--- WHAT THE EXERCISE ASKS ---
The lines of the records that include "yang" should all be copied.
(DATA IN THIS EXERCISE begins)
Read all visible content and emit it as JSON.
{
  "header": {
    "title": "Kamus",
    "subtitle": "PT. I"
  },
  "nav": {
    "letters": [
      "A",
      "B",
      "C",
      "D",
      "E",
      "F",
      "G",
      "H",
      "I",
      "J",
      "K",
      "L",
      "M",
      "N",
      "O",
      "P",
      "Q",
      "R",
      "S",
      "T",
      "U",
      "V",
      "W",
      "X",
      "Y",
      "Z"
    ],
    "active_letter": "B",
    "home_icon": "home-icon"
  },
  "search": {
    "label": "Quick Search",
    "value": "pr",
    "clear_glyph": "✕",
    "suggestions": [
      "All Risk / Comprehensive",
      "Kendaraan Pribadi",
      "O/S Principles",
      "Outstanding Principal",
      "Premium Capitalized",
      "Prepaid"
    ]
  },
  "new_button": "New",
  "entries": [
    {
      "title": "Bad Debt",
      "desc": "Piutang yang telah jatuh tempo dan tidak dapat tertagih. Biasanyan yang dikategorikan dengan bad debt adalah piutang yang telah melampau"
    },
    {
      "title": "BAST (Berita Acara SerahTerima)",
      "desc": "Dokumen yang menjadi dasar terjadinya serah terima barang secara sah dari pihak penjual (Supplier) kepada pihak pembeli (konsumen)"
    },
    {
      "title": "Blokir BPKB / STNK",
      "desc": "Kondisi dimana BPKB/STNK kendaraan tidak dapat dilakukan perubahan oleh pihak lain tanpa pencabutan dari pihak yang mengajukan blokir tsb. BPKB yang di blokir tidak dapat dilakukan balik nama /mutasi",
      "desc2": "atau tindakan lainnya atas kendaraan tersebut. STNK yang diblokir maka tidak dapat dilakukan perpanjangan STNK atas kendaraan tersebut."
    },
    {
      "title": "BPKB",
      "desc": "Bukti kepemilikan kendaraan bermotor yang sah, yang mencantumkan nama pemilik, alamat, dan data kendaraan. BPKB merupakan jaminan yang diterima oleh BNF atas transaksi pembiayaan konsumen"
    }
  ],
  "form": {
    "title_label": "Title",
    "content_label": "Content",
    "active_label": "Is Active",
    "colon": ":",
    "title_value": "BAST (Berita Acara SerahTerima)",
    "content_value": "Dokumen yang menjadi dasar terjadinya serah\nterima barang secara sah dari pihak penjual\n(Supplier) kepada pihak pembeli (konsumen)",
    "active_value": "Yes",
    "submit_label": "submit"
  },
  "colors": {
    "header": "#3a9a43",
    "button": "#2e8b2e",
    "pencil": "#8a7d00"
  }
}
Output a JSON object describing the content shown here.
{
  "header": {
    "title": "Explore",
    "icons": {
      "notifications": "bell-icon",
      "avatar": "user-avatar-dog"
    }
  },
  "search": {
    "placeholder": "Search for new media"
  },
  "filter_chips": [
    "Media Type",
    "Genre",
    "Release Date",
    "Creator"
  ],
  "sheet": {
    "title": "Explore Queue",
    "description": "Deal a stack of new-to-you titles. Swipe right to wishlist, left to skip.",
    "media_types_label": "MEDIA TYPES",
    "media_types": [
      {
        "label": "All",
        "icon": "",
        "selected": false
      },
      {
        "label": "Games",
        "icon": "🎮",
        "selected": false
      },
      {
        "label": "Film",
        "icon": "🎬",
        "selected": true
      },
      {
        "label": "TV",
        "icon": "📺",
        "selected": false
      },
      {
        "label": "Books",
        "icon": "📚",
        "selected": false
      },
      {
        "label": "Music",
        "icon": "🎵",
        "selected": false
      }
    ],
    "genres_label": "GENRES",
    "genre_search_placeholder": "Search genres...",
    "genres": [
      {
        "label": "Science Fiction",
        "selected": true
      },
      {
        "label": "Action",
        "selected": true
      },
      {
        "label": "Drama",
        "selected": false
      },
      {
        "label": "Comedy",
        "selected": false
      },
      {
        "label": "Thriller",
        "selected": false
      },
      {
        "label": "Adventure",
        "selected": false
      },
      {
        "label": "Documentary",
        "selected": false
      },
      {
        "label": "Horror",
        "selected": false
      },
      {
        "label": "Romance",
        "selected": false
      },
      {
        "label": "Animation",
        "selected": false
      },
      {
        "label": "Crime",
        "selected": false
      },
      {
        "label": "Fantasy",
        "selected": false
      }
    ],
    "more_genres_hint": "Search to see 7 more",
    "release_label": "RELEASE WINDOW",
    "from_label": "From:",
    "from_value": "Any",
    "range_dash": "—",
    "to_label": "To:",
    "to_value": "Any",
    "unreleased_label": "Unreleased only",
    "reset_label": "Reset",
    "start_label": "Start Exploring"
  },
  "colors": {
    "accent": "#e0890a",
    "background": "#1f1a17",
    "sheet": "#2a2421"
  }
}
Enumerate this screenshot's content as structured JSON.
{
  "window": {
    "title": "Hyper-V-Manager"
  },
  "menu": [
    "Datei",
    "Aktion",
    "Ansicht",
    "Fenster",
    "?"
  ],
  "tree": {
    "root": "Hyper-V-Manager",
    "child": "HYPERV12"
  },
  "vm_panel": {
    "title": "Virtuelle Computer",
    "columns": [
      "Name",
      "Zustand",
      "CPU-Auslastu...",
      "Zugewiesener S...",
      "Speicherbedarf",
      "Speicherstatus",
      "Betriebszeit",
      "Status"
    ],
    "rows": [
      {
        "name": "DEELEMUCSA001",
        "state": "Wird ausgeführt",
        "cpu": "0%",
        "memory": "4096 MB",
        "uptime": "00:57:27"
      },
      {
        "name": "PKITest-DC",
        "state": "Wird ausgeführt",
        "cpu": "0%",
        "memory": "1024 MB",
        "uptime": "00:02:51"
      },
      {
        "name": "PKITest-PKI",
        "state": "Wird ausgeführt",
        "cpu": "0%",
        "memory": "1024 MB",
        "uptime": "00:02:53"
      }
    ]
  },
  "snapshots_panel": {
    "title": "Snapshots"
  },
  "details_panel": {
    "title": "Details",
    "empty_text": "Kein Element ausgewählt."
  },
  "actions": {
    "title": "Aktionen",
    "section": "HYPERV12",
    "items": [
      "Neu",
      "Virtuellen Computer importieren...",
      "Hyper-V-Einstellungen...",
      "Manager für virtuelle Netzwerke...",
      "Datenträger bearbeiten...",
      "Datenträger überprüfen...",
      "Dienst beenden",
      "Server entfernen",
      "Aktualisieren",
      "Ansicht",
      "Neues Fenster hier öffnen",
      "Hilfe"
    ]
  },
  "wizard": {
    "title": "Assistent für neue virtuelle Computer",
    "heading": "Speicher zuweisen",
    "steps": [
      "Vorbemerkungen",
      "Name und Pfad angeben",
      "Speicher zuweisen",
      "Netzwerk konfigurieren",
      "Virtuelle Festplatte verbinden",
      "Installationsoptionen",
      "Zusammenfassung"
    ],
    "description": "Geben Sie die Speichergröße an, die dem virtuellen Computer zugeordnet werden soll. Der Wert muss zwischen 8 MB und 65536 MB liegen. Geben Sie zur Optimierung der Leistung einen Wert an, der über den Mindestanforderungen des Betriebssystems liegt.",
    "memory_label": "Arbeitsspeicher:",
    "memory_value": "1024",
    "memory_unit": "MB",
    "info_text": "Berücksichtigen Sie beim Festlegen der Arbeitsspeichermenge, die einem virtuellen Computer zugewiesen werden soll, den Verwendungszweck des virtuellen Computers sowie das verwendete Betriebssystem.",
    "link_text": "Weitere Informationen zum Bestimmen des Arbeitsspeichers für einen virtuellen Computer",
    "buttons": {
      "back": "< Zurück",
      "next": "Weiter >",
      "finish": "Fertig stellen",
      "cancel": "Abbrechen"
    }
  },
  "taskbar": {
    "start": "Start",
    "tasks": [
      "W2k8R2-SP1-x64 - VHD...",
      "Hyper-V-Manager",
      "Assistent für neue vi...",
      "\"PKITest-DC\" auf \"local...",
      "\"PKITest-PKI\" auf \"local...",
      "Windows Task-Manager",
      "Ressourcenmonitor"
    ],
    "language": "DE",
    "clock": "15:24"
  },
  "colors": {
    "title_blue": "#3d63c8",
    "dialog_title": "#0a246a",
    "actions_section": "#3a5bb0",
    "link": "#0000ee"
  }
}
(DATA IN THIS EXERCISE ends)
--- EXERCISE OUTPUT ---
      "desc": "Piutang yang telah jatuh tempo dan tidak dapat tertagih. Biasanyan yang dikategorikan dengan bad debt adalah piutang yang telah melampau"
      "desc": "Dokumen yang menjadi dasar terjadinya serah terima barang secara sah dari pihak penjual (Supplier) kepada pihak pembeli (konsumen)"
      "desc": "Kondisi dimana BPKB/STNK kendaraan tidak dapat dilakukan perubahan oleh pihak lain tanpa pencabutan dari pihak yang mengajukan blokir tsb. BPKB yang di blokir tidak dapat dilakukan balik nama /mutasi",
      "desc2": "atau tindakan lainnya atas kendaraan tersebut. STNK yang diblokir maka tidak dapat dilakukan perpanjangan STNK atas kendaraan tersebut."
      "desc": "Bukti kepemilikan kendaraan bermotor yang sah, yang mencantumkan nama pemilik, alamat, dan data kendaraan. BPKB merupakan jaminan yang diterima oleh BNF atas transaksi pembiayaan konsumen"
    "content_value": "Dokumen yang menjadi dasar terjadinya serah\nterima barang secara sah dari pihak penjual\n(Supplier) kepada pihak pembeli (konsumen)",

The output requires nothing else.